PMRpro
PMRproAmbassador in reply to Kendrew

Think you need a mask too - the gap at the bottom allows air in . I suppose a scarf around the bottom would work too? And your face is free to be seen. They certainly don't work well to protect others from you.

Kendrew
Kendrew in reply to PMRpro

Thankyou. I like the idea of a scarf. That could certainly help and be a reasonable compromise.

PMRpro
PMRproAmbassador in reply to Kendrew

ox.ac.uk/news/2020-07-08-ox...

Probably the best option will be a fine woven material plus silk maybe:

"The general public does not need to wear surgical masks or respirators. We find that masks made from high quality material such as high-grade cotton, multiple layers and particularly hybrid constructions are effective. For instance, combining cotton and silk or flannel provide over 95% filtration, so wearing a mask can protect others"

There are now masks available with see-through sections over the mouth - no doubt out of stock. But there is always DIY:

youtube.com/watch?v=YVMKi7G...

Kendrew
Kendrew in reply to PMRpro

Thankyou.... as always..... for your help, and the links. The more information I have access to, the more of an informed choice I can make . I appreciate your time in helping me..again. 🙂

If you look on NHS site it says a reaction is rare but possible,I felt just like the beginning of PMR, flu like symptoms, aches ,including back ache which I don't have with pmr. The inj area was fine,I felt really ill for about 8hrs. I wouldn't advise against the vac. lots of things can cause noses to be runny, flowers, pet s and general dust!

If you had flu vaccine with adjuvants, then it is quite possible that they enhanced reaction to any virus you had floating around in your body. Before vaccine reaction to the same viruses was negligible, but with adjuvant it was enhanced up to 100x times.

PMRpro
PMRproAmbassador in reply to nickm001

Have you a link for that Nick, sounds like a quote from a study?
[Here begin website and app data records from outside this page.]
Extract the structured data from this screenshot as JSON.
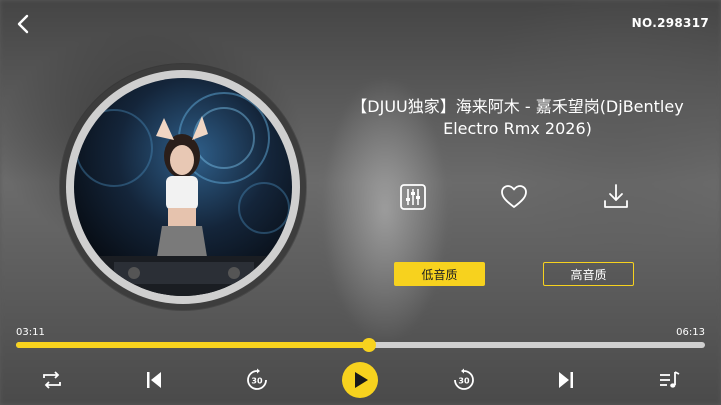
{
  "header": {
    "back_icon": "chevron-left-icon",
    "track_number": "NO.298317"
  },
  "song": {
    "title": "【DJUU独家】海来阿木 - 嘉禾望岗(DjBentley Electro Rmx 2026)"
  },
  "actions": [
    {
      "name": "equalizer",
      "icon": "equalizer-icon"
    },
    {
      "name": "favorite",
      "icon": "heart-icon"
    },
    {
      "name": "download",
      "icon": "download-icon"
    }
  ],
  "quality": {
    "low_label": "低音质",
    "high_label": "高音质",
    "selected": "low"
  },
  "playback": {
    "elapsed": "03:11",
    "duration": "06:13",
    "progress_fraction": 0.513
  },
  "controls": {
    "repeat_icon": "repeat-icon",
    "previous_icon": "skip-previous-icon",
    "rewind_label": "30",
    "play_icon": "play-icon",
    "forward_label": "30",
    "next_icon": "skip-next-icon",
    "playlist_icon": "playlist-icon"
  },
  "colors": {
    "accent": "#f7d21e",
    "track_bg": "#cfcfcf"
  }
}
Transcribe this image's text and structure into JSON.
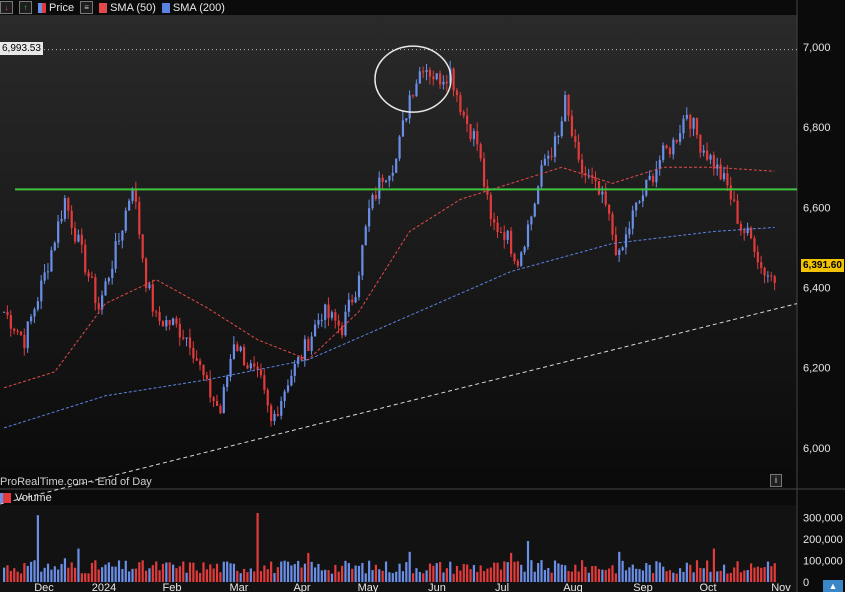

I don't have a link. It is a conclusion from the fact that adjuvents are not virus specific. Have you read anywhere that adjuvents were design to enhance only the virus from the vaccine? Not long time ago I read that one of the adjuvents used was aluminum oxide, how specific would that be to enhance virus only from vaccine?

sciencedirect.com/science/a...

or cdc

cdc.gov/vaccinesafety/conce...

Started an interesting subject I think. Just to say I would definitely have the flu vac next year as 1 day feeling grotty is worth it to avoid real flu.

The Sinus problem was not like regular sinusitis. It was blood literally leaking from my nasal passages for 5 days. Really horrible. Starting to ease now.

I have a few autoimmune conditions. I know this new flu vac had additions that could have caused the nose bleeds. I have a blood problem too .

Appreciate I could have caught a bug. I think I may start wearing double masks 😷

You may also like...